In this sample, we will not use the existing one, and create a new home-use module for this application.

Install sendgrid npm package firstly.

npm i @sendgrid/mail

Generate a sendgrid module and a sendgrid service.

nest g mo sendgrid
nest g s sendgrid

Add the following content into the SendgridService.

export class SendgridService {
  constructor(@Inject(SENDGRID_MAIL) private mailService: MailService) {}

  send(data: MailDataRequired): Observable<any> {
    return from(this.mailService.send(data, false));

Create a provider to expose the MailService from @sendgrid/mail package.

export const sendgridProviders = [
    provide: SENDGRID_MAIL,
    useFactory: (config: ConfigType<typeof sendgridConfig>): MailService => {
      const mail = new MailService();
      //mail.setTwilioEmailAuth(username, password)
      return mail;
    inject: [sendgridConfig.KEY],

Accordingly, add a config for sendgrid.

export default registerAs('sendgrid', () => ({
  apiKey: process.env.SENDGRID_API_KEY || 'SG.test',

Signup SendGrid and generate an API Key for your applications to send emails.

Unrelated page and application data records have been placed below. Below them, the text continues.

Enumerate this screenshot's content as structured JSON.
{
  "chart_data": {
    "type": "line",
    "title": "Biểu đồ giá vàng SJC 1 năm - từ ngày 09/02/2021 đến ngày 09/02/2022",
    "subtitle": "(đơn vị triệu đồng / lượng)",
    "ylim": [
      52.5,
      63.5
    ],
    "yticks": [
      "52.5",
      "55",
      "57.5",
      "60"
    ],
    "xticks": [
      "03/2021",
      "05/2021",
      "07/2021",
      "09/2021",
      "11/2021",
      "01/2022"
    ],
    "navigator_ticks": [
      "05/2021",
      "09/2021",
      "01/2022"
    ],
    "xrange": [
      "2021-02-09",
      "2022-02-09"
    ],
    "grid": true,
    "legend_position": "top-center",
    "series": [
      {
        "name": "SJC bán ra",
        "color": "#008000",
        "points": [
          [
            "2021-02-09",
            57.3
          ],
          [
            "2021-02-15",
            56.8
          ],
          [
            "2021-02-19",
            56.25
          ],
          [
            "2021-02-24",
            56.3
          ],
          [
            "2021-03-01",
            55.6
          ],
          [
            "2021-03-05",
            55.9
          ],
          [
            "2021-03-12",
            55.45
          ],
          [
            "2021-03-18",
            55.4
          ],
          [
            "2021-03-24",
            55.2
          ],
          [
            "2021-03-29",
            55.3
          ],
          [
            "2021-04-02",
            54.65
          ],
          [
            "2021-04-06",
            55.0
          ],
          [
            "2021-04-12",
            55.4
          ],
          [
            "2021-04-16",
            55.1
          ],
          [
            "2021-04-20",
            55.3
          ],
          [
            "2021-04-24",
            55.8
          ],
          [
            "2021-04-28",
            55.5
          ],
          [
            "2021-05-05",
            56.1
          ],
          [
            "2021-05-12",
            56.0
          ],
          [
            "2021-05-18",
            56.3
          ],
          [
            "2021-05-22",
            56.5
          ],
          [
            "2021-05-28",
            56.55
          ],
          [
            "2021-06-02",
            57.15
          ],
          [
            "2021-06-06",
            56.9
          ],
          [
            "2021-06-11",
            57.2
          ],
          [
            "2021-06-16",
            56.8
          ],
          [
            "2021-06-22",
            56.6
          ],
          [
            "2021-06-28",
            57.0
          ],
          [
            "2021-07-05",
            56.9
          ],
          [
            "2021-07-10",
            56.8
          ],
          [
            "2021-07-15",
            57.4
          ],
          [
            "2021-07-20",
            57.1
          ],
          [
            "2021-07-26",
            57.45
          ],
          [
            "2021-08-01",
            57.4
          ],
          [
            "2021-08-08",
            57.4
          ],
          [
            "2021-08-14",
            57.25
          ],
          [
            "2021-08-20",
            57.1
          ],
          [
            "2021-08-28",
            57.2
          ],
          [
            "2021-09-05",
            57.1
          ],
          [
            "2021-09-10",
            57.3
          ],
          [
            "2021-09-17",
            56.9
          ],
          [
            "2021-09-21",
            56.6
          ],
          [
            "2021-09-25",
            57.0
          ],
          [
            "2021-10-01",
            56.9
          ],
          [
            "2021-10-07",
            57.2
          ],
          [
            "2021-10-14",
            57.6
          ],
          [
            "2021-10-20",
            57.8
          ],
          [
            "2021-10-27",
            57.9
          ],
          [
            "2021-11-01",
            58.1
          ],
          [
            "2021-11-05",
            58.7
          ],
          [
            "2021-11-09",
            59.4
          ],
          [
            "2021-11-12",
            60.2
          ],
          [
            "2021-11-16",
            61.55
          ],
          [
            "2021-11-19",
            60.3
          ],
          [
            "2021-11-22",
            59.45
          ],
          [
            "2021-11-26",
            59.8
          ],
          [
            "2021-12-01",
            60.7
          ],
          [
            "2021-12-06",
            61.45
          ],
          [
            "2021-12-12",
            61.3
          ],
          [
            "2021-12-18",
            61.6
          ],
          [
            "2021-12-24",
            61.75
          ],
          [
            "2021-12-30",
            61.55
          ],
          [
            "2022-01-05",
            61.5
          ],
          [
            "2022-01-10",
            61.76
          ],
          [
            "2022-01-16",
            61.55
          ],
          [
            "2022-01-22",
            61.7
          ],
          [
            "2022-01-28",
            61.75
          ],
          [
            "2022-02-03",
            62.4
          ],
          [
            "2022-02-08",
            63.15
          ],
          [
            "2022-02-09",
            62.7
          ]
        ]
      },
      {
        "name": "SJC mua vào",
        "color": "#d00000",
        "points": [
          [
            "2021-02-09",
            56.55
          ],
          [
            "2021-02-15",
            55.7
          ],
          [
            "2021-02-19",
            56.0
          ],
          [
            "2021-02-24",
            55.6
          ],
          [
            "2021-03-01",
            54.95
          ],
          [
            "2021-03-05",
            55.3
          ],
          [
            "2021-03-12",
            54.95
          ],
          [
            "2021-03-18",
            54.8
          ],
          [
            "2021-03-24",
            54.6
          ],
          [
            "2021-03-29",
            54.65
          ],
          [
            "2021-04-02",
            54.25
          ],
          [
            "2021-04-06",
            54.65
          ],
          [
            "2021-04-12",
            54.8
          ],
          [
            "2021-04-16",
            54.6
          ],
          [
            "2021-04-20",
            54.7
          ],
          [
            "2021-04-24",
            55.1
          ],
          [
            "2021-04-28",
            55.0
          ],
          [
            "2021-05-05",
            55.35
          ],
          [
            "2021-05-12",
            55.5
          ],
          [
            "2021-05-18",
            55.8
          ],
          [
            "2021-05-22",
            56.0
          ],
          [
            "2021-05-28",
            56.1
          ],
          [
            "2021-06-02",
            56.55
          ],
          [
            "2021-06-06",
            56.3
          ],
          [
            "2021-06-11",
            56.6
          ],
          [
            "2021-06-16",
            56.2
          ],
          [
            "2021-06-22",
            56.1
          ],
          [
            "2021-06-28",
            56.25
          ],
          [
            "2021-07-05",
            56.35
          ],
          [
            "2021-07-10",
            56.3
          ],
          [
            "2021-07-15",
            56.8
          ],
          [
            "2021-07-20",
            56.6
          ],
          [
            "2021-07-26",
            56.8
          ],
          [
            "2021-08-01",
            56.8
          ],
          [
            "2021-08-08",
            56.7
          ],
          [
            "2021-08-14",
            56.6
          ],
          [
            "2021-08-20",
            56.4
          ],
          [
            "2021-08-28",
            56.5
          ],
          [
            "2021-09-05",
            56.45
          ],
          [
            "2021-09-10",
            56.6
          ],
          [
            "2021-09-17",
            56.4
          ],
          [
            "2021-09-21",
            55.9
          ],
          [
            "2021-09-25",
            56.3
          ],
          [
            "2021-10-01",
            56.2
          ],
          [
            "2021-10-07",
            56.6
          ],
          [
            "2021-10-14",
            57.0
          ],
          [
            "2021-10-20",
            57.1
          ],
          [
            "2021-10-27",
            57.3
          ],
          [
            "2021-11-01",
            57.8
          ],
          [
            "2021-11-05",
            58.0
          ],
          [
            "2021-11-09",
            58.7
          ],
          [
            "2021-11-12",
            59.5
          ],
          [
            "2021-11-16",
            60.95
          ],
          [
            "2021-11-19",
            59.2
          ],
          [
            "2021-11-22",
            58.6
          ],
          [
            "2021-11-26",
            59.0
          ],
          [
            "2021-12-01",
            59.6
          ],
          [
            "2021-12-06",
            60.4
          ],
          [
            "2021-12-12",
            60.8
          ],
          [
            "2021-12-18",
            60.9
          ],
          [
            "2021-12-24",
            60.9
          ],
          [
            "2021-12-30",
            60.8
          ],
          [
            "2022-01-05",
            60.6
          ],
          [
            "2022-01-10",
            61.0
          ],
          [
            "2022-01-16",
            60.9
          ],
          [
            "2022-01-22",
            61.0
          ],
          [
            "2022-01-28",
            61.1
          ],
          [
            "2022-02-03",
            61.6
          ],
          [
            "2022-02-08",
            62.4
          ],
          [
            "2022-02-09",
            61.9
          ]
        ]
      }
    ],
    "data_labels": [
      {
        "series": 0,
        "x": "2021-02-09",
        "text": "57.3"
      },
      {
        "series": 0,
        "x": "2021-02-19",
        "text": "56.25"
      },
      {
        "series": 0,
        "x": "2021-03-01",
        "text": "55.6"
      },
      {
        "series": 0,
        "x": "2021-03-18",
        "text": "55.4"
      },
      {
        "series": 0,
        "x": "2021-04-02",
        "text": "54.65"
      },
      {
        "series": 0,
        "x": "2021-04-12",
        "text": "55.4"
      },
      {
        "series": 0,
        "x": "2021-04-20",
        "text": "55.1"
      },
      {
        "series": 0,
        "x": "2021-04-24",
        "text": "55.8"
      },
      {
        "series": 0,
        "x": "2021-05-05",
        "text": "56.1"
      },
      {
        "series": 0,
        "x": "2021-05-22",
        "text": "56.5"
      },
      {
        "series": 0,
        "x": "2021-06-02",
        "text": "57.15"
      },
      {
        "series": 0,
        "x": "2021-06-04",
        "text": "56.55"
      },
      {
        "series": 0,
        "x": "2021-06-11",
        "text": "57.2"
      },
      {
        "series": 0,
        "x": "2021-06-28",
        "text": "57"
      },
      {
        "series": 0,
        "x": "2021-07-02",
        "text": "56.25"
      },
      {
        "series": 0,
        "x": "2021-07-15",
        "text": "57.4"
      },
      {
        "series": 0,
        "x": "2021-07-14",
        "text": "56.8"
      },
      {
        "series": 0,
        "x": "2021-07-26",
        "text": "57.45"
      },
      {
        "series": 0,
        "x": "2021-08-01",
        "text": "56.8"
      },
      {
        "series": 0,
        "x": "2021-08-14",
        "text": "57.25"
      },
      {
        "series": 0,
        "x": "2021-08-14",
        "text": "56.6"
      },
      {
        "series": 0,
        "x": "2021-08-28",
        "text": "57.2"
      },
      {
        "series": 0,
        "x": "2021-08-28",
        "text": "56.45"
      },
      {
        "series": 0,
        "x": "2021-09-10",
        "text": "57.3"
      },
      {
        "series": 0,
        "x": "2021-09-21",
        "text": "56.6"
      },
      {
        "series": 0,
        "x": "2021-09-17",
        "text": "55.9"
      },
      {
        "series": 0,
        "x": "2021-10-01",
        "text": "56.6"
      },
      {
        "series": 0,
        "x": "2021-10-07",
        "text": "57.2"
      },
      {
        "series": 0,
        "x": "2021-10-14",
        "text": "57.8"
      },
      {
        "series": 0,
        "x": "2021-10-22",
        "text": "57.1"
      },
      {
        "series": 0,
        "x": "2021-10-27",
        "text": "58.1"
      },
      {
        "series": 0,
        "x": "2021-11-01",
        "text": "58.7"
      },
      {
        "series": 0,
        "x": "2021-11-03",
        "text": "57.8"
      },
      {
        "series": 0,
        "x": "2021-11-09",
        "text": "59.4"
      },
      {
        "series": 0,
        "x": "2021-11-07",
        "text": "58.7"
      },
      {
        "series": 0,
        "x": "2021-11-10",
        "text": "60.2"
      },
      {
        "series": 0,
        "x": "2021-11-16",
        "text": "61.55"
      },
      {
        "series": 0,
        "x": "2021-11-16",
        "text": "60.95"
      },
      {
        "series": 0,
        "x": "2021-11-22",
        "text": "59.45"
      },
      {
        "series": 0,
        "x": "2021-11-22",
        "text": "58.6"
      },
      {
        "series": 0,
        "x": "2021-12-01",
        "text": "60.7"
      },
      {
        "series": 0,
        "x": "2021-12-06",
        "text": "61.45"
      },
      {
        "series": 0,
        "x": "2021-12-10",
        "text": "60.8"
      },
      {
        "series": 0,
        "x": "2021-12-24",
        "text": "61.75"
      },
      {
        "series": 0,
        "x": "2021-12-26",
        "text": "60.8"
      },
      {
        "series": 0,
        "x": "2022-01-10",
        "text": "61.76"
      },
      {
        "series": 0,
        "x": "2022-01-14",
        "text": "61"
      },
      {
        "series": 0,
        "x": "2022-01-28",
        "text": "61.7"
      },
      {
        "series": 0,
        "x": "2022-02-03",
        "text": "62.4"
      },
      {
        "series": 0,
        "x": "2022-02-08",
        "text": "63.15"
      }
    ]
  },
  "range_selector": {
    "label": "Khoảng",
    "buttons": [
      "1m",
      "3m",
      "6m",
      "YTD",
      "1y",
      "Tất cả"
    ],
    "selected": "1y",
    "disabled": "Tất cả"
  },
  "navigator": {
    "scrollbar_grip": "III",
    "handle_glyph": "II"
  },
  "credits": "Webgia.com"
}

Declares sendgrid related config, provider and service in SendgridModule.

  imports: [ConfigModule.forFeature(sendgridConfig)],
  providers: [...sendgridProviders, SendgridService],
  exports: [...sendgridProviders, SendgridService],
export class SendgridModule {}

Change the register function in the UserService.

const msg = {
  from: '', // Use the email address or domain you verified above
  subject: 'Welcome to Nestjs Sample',
  templateId: 'd-cc6080999ac04a558d632acf2d5d0b7a',
  personalizations: [
      dynamicTemplateData: { name: data.firstName + ' ' + data.lastName },
return this.sendgridService.send(msg).pipe(
  catchError((err) => of(`sending email failed:${err}`)),
  tap((data) => console.log(data)),
  flatMap((data) => from(created))

The templateId is the id of the templates managed by SendGrid. SendGrid has great web UI for you to compose and manage email templates.

Ideally, a user registration progress should be split into two steps.

  • Validate the user input data from the registration form, and persist it into the MongoDB, then send a verification number to verify the registered phone number, email, etc. In this stage, the user account will be suspended to verify.
  • The registered user receive the verification number or links in emails, provide it in the verification page or click the link in the email directly, and get verified. In this stage, the user account will be activated.

Grab [the source codes from my github] Github Link